David Bowie sang “fame puts you there where things are hollow.” Two new books take a close look at superstar entertainers separated by decades, yet the perks and consequences of fame seem to remain the same. Queen of the Air: A True Story of Love and Tragedy at the Circus by Dean Jensen is the true story of circus aerialist phenom Leitzel Pelikan who rose to international stardom at the dawn of the 20th century. Author Michael Walker looks to the music scene in What You Want Is in the Limo: On the Road with Led Zeppelin, Alice Cooper and The Who in 1973, the Year the Sixties Died and the Modern Rock Star Was Born.

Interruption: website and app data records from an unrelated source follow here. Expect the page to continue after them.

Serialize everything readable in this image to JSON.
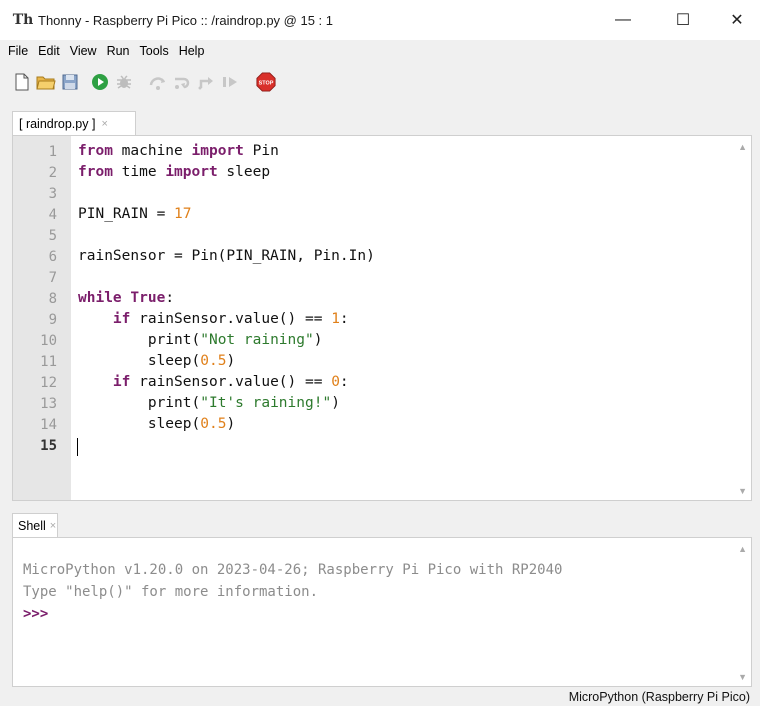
{
  "window": {
    "title": "Thonny  -  Raspberry Pi Pico :: /raindrop.py  @  15 : 1",
    "logo_text": "Th",
    "minimize": "—",
    "maximize": "☐",
    "close": "✕"
  },
  "menu": [
    "File",
    "Edit",
    "View",
    "Run",
    "Tools",
    "Help"
  ],
  "toolbar": {
    "icons": [
      "new-file-icon",
      "open-folder-icon",
      "save-icon",
      "run-icon",
      "debug-icon",
      "step-over-icon",
      "step-into-icon",
      "step-out-icon",
      "resume-icon",
      "stop-icon"
    ],
    "stop_label": "STOP"
  },
  "editor": {
    "tab_label": "[ raindrop.py ]",
    "tab_close": "×",
    "line_numbers": [
      "1",
      "2",
      "3",
      "4",
      "5",
      "6",
      "7",
      "8",
      "9",
      "10",
      "11",
      "12",
      "13",
      "14",
      "15"
    ],
    "current_line": "15"
  },
  "shell": {
    "tab_label": "Shell",
    "tab_close": "×",
    "line1": "MicroPython v1.20.0 on 2023-04-26; Raspberry Pi Pico with RP2040",
    "line2": "Type \"help()\" for more information.",
    "prompt": ">>>"
  },
  "status": {
    "interpreter": "MicroPython (Raspberry Pi Pico)"
  },
  "code": {
    "l1": {
      "k1": "from",
      "t1": " machine ",
      "k2": "import",
      "t2": " Pin"
    },
    "l2": {
      "k1": "from",
      "t1": " time ",
      "k2": "import",
      "t2": " sleep"
    },
    "l4": {
      "t1": "PIN_RAIN = ",
      "n1": "17"
    },
    "l6": {
      "t1": "rainSensor = Pin(PIN_RAIN, Pin.In)"
    },
    "l8": {
      "k1": "while",
      "t1": " ",
      "k2": "True",
      "t2": ":"
    },
    "l9": {
      "i": "    ",
      "k1": "if",
      "t1": " rainSensor.value() == ",
      "n1": "1",
      "t2": ":"
    },
    "l10": {
      "i": "        ",
      "t1": "print(",
      "s1": "\"Not raining\"",
      "t2": ")"
    },
    "l11": {
      "i": "        ",
      "t1": "sleep(",
      "n1": "0.5",
      "t2": ")"
    },
    "l12": {
      "i": "    ",
      "k1": "if",
      "t1": " rainSensor.value() == ",
      "n1": "0",
      "t2": ":"
    },
    "l13": {
      "i": "        ",
      "t1": "print(",
      "s1": "\"It's raining!\"",
      "t2": ")"
    },
    "l14": {
      "i": "        ",
      "t1": "sleep(",
      "n1": "0.5",
      "t2": ")"
    }
  }
}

The Pelikan’s small family circus had fallen on hard times, and crippled patriarch Eduard was forced to “apprentice” his talented 12-year-old daughter Nellie to Willy Dosta’s traveling troupe in order to feed his family. Nellie, an accomplished acrobat and flyer herself, returned within a year and gave birth to baby Leitzel in 1891. Nellie left her baby in the care of her parents while she trained, traveled and eventually found renown under the tutelage of Edward Leamy. Petite Leitzel showed a gift for the trapeze and Roman rings and soon outshone her mother under the big top. So famous that she was known simply as Leitzel, she commanded a private car in the Ringling Brothers circus train, enjoyed legions of admirers and suitors, and was married several times including to her male trapeze counterpart, Alfredo Codona. Queen of the Air is not only a biography of a legendary aerialist, it is a behind the scenes view of the celebrity and circus life of an earlier time.
Walker’s title says it all; his premise is that 1973 marked a year of intense road tours for “every major act of the era” which ushered in the real ’70s, changing the hippieish peace and love culture of the ’60s to a harsher reality of big money, scads of friendly groupies and an unending assortment of illicit substances. Walker tracks the travels and travails of The Who, Led Zeppelin and Alice Cooper whose skyrocketing stars and bulging coffers are directly proportional to the indulgence of their dissolute behaviors. 1973 marked the year of outrageous contract demands, powerful and massive customized sound systems and no-holds-barred stage shows. What You Want Is in the Limo will be enjoyed by anyone who ever held a transistor radio to their ear.